Continuing along the footpath to the north, up the side of the valley contour, we begin to enter serious wilderness country. Gone is the sound of the motor car - and even the laughter of children at the centre - only the lonesome sound of wind in the dry grasses and the occasional piping of a solitary ring ouzel and a bleating of a sheep.
A field gives way to the moor proper, and we pass through an aperture in an old dry stone wall to enter the real untamed wilderness. At the top of the valley in front of you, you’ll see the earthen dam which keeps Pinkery Pond where it is - and this we must reach and climb to gain the Westcountry’s highest, most lonely lake.
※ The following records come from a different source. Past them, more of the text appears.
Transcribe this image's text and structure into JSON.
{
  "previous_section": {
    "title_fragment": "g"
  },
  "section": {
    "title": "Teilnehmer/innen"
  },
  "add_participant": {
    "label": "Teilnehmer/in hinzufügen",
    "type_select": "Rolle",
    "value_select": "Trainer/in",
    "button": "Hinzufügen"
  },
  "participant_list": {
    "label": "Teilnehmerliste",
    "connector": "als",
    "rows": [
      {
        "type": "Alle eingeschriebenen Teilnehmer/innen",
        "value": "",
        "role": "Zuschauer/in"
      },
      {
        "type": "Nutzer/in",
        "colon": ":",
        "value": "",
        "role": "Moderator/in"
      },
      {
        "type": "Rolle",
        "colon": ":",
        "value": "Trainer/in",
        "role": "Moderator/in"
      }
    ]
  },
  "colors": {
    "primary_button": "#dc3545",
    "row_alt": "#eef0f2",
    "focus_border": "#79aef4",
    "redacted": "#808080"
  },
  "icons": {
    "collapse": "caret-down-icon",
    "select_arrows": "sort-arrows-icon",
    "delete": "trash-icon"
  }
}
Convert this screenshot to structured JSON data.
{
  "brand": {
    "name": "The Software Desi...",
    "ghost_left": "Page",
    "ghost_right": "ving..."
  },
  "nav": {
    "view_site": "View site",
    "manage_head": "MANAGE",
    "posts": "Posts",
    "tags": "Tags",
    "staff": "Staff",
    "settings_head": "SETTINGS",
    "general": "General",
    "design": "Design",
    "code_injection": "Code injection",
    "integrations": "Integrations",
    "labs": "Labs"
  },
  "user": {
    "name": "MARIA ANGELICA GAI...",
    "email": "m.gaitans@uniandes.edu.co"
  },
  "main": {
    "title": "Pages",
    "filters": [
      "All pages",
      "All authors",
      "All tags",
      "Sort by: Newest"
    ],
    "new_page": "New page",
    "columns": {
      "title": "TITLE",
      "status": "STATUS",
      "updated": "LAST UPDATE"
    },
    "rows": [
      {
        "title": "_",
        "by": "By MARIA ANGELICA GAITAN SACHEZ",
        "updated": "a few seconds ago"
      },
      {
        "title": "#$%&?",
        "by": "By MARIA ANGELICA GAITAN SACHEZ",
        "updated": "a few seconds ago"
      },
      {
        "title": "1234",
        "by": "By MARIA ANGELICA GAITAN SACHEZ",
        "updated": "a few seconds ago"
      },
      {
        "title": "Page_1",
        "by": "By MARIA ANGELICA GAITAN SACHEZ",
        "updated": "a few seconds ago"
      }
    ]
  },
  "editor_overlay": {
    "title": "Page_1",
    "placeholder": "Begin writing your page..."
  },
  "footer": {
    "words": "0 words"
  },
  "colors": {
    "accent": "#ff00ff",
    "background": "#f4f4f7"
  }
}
It was built by the Knights to supply water for some madcap canal scheme which would have seen the exporting copper ore from high moor to coast. Needless to say, it never came to fruition, but you can still see traces of this unfinished waterway now. It is the lake, though, that provides the most obvious evidence of all this misguided industrial optimism.
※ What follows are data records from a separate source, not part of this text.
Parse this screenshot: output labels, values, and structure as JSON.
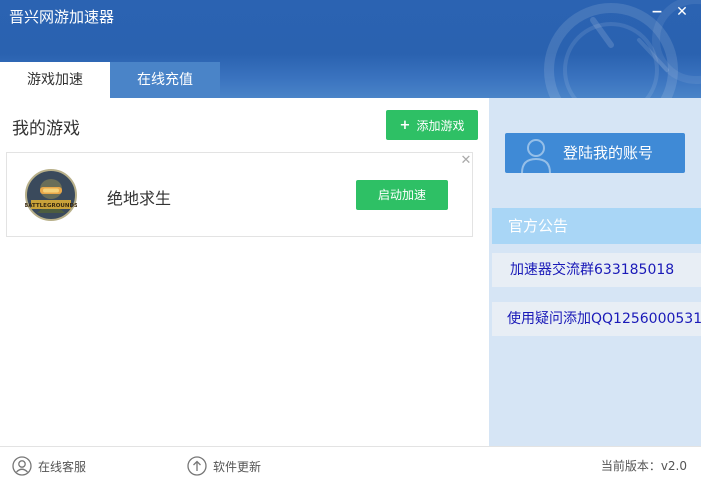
{
  "window": {
    "title": "晋兴网游加速器",
    "minimize_label": "−",
    "close_label": "✕"
  },
  "tabs": [
    {
      "label": "游戏加速",
      "active": true
    },
    {
      "label": "在线充值",
      "active": false
    }
  ],
  "main": {
    "section_title": "我的游戏",
    "add_game_button": {
      "icon": "plus-icon",
      "label": "添加游戏"
    },
    "games": [
      {
        "name": "绝地求生",
        "icon": "pubg-game-icon",
        "start_label": "启动加速",
        "remove_label": "✕"
      }
    ]
  },
  "sidebar": {
    "login_button": {
      "icon": "user-icon",
      "label": "登陆我的账号"
    },
    "notice_header": "官方公告",
    "notices": [
      "加速器交流群633185018",
      "使用疑问添加QQ1256000531"
    ]
  },
  "footer": {
    "support": {
      "icon": "user-circle-icon",
      "label": "在线客服"
    },
    "update": {
      "icon": "upload-circle-icon",
      "label": "软件更新"
    },
    "version": "当前版本：v2.0"
  },
  "colors": {
    "titlebar": "#2b63b2",
    "accent_green": "#2ec065",
    "login_blue": "#3f8ad6",
    "sidebar_bg": "#d6e5f5",
    "notice_header_bg": "#a9d6f6",
    "notice_text": "#1a1ab8"
  }
}
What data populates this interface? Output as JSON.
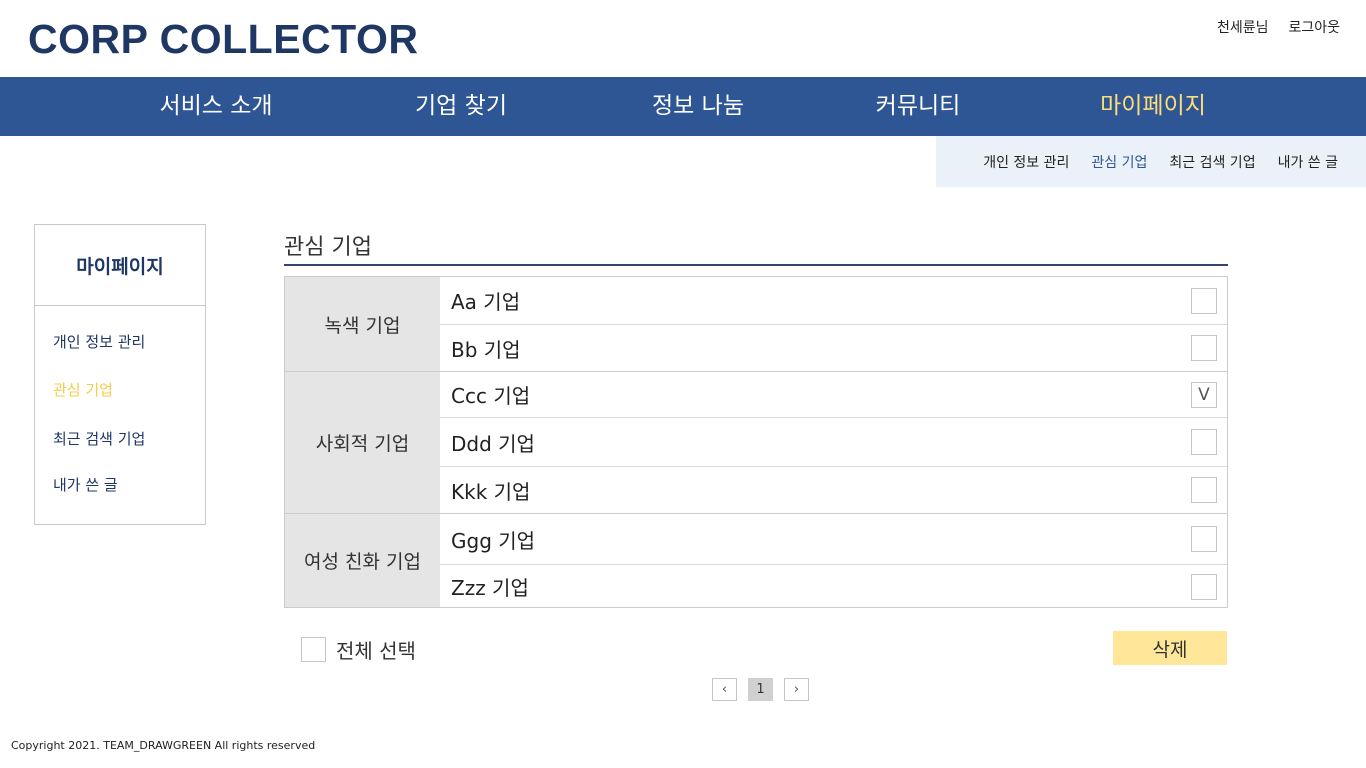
{
  "header": {
    "logo": "CORP COLLECTOR",
    "user_name": "천세륜님",
    "logout": "로그아웃"
  },
  "nav": {
    "items": [
      {
        "label": "서비스 소개"
      },
      {
        "label": "기업 찾기"
      },
      {
        "label": "정보 나눔"
      },
      {
        "label": "커뮤니티"
      },
      {
        "label": "마이페이지"
      }
    ],
    "active_index": 4
  },
  "subnav": {
    "items": [
      {
        "label": "개인 정보 관리"
      },
      {
        "label": "관심 기업"
      },
      {
        "label": "최근 검색 기업"
      },
      {
        "label": "내가 쓴 글"
      }
    ],
    "active_index": 1
  },
  "sidebar": {
    "title": "마이페이지",
    "items": [
      {
        "label": "개인 정보 관리"
      },
      {
        "label": "관심 기업"
      },
      {
        "label": "최근 검색 기업"
      },
      {
        "label": "내가 쓴 글"
      }
    ],
    "active_index": 1
  },
  "main": {
    "title": "관심 기업",
    "groups": [
      {
        "category": "녹색 기업",
        "companies": [
          {
            "name": "Aa 기업",
            "checked": false,
            "mark": ""
          },
          {
            "name": "Bb 기업",
            "checked": false,
            "mark": ""
          }
        ]
      },
      {
        "category": "사회적 기업",
        "companies": [
          {
            "name": "Ccc 기업",
            "checked": true,
            "mark": "V"
          },
          {
            "name": "Ddd 기업",
            "checked": false,
            "mark": ""
          },
          {
            "name": "Kkk 기업",
            "checked": false,
            "mark": ""
          }
        ]
      },
      {
        "category": "여성 친화 기업",
        "companies": [
          {
            "name": "Ggg 기업",
            "checked": false,
            "mark": ""
          },
          {
            "name": "Zzz 기업",
            "checked": false,
            "mark": ""
          }
        ]
      }
    ],
    "select_all_label": "전체 선택",
    "delete_label": "삭제"
  },
  "pagination": {
    "prev_icon": "‹",
    "current_page": "1",
    "next_icon": "›"
  },
  "footer": {
    "copyright": "Copyright 2021. TEAM_DRAWGREEN All rights reserved"
  },
  "colors": {
    "brand_navy": "#1f3763",
    "nav_blue": "#2e5694",
    "accent_yellow": "#ffdd7a",
    "delete_button": "#ffe699"
  }
}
I can never come here without thinking sombre thoughts of poor Richard Gammin whose body was found in the peaty depths 106 years ago.
This respected farmer was left a widower with 10 children to raise and after six years, the loss of his dear departed wife was obviously beginning to cut deep. So he sought the attentions of a young Parracombe girl - and it was her letter, refusing his offers of love, which was found in his jacket by the side of the lake.
Lynmouth Lifeboat sent up a small boat so that the depths could be dragged, a diver from Wales was brought in - all to no avail. There was only one thing for it - Pinkery Pond had to be drained.
The Knight family had equipped the dam with two plug holes, but nothing could budge the bungs. Teams of horses were attached to chains, but the iron rings on the plugs simply broke off. Eventually brilliant Bob Jones, the man who built the Lynton-Lynmouth Cliff Railway, was brought in and he devised an elaborate system of rams to push the bungs out from the other side of the dam.
And so Pinkery Pond was drained on the first of just two occasions in its long history. The remains of heart-broken Mr Gammin were duly found and apparently herons came from miles around in great flocks and ate all the stranded fish.
But what I find curious and not a little disturbing is that upwards of a thousand people turned up to watch the morbid scene unfold. They must have marched miles to get to one of the most remote corners of the region - just to see a body hauled from the mud.
We turned left, walked along the top of the earthen dam and continued west up the low gradient to Woodbarrow Gate - from where you can look north and see the distant Exmoor coast, or the hills above it anyway, around the area west of Lynmouth.
Having taken in the view, we began our return by striking due south along the track which is part of the Tarka Trail. This passes Yarbury Combe Head and crosses Broad Mead before gaining the road - which we crossed so we could continue south to the Sloley Standing Stone at the head of Lew Combe.
A bridleway joins the paved lane at its corner here and branches off north east towards the main road along the east side of the shallow boggy valley, past the mysterious Mole’s Chamber where the writer SH Burton was once overtaken by an “overwhelming sense of antiquity”. His sense of time became confused and he realised he was no longer alone - shadowy figures moved down the track with him, their backs bent beneath great bundles…
Perhaps because of this story - more probably because of the onslaught of a heavy April shower - I decided not to go along the bridleway but cut directly across Roostitchen Moor instead. It was a mistake and I’d advise you not to follow my example - keep to the bridleway and you will not end up knee-deep in bog… It isn’t much of a dog leg left, back to your car when you reach the main road.